--- Data supplied Enclosed Below ---
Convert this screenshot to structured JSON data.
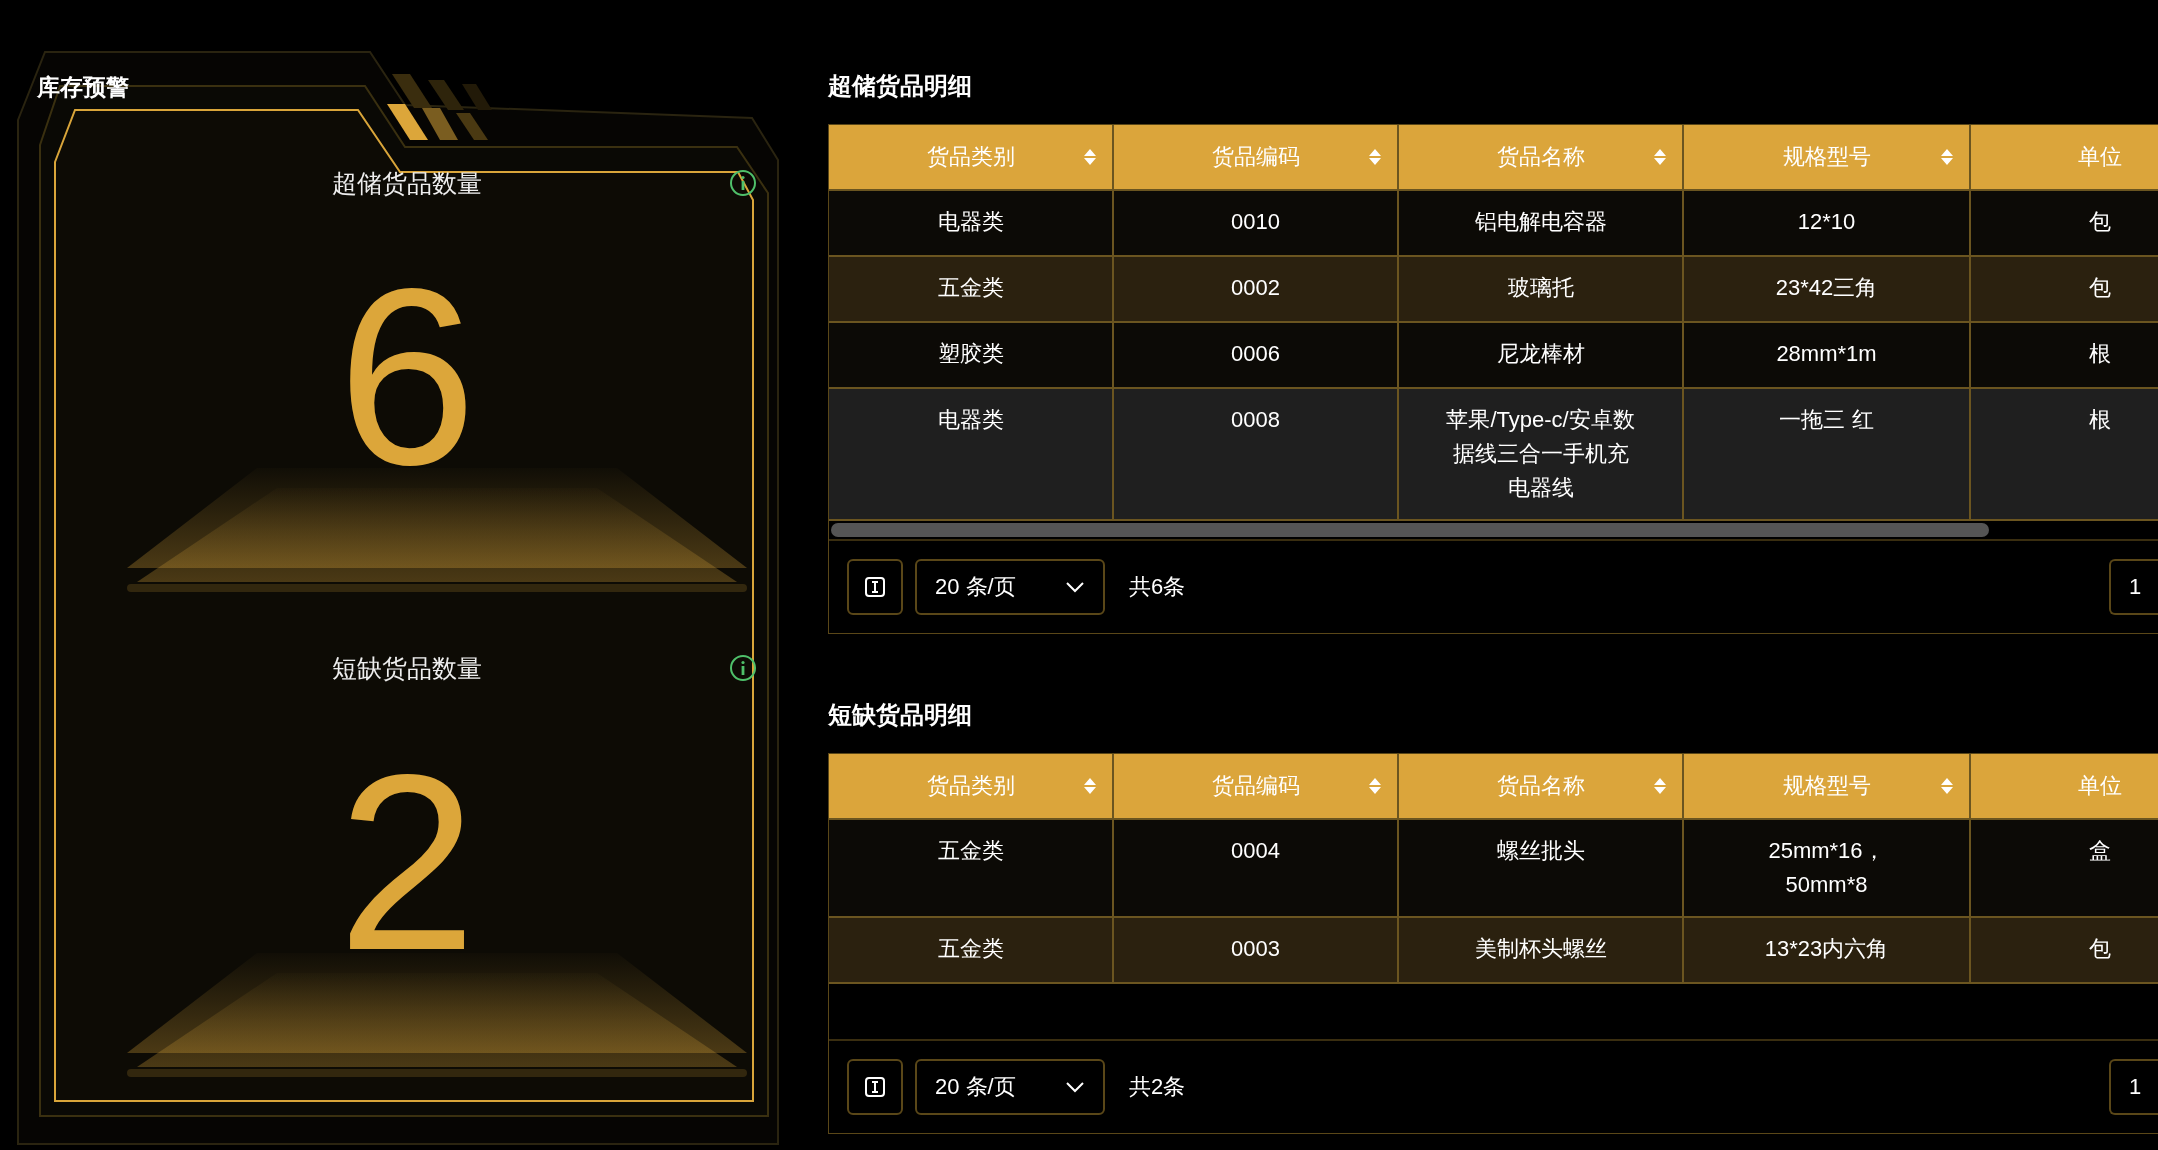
{
  "panel": {
    "title": "库存预警",
    "stats": [
      {
        "label": "超储货品数量",
        "value": "6"
      },
      {
        "label": "短缺货品数量",
        "value": "2"
      }
    ]
  },
  "tables": [
    {
      "title": "超储货品明细",
      "columns": [
        {
          "label": "货品类别",
          "sortable": true
        },
        {
          "label": "货品编码",
          "sortable": true
        },
        {
          "label": "货品名称",
          "sortable": true
        },
        {
          "label": "规格型号",
          "sortable": true
        },
        {
          "label": "单位"
        }
      ],
      "rows": [
        {
          "cells": [
            "电器类",
            "0010",
            "铝电解电容器",
            "12*10",
            "包"
          ],
          "hovered": false
        },
        {
          "cells": [
            "五金类",
            "0002",
            "玻璃托",
            "23*42三角",
            "包"
          ],
          "hovered": false
        },
        {
          "cells": [
            "塑胶类",
            "0006",
            "尼龙棒材",
            "28mm*1m",
            "根"
          ],
          "hovered": false
        },
        {
          "cells": [
            "电器类",
            "0008",
            "苹果/Type-c/安卓数据线三合一手机充电器线",
            "一拖三 红",
            "根"
          ],
          "hovered": true
        }
      ],
      "pagination": {
        "page_size": "20 条/页",
        "total": "共6条",
        "page": "1"
      }
    },
    {
      "title": "短缺货品明细",
      "columns": [
        {
          "label": "货品类别",
          "sortable": true
        },
        {
          "label": "货品编码",
          "sortable": true
        },
        {
          "label": "货品名称",
          "sortable": true
        },
        {
          "label": "规格型号",
          "sortable": true
        },
        {
          "label": "单位"
        }
      ],
      "rows": [
        {
          "cells": [
            "五金类",
            "0004",
            "螺丝批头",
            "25mm*16，50mm*8",
            "盒"
          ],
          "hovered": false
        },
        {
          "cells": [
            "五金类",
            "0003",
            "美制杯头螺丝",
            "13*23内六角",
            "包"
          ],
          "hovered": false
        }
      ],
      "pagination": {
        "page_size": "20 条/页",
        "total": "共2条",
        "page": "1"
      }
    }
  ]
}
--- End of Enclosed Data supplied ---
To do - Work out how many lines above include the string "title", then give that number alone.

Exercise result - 3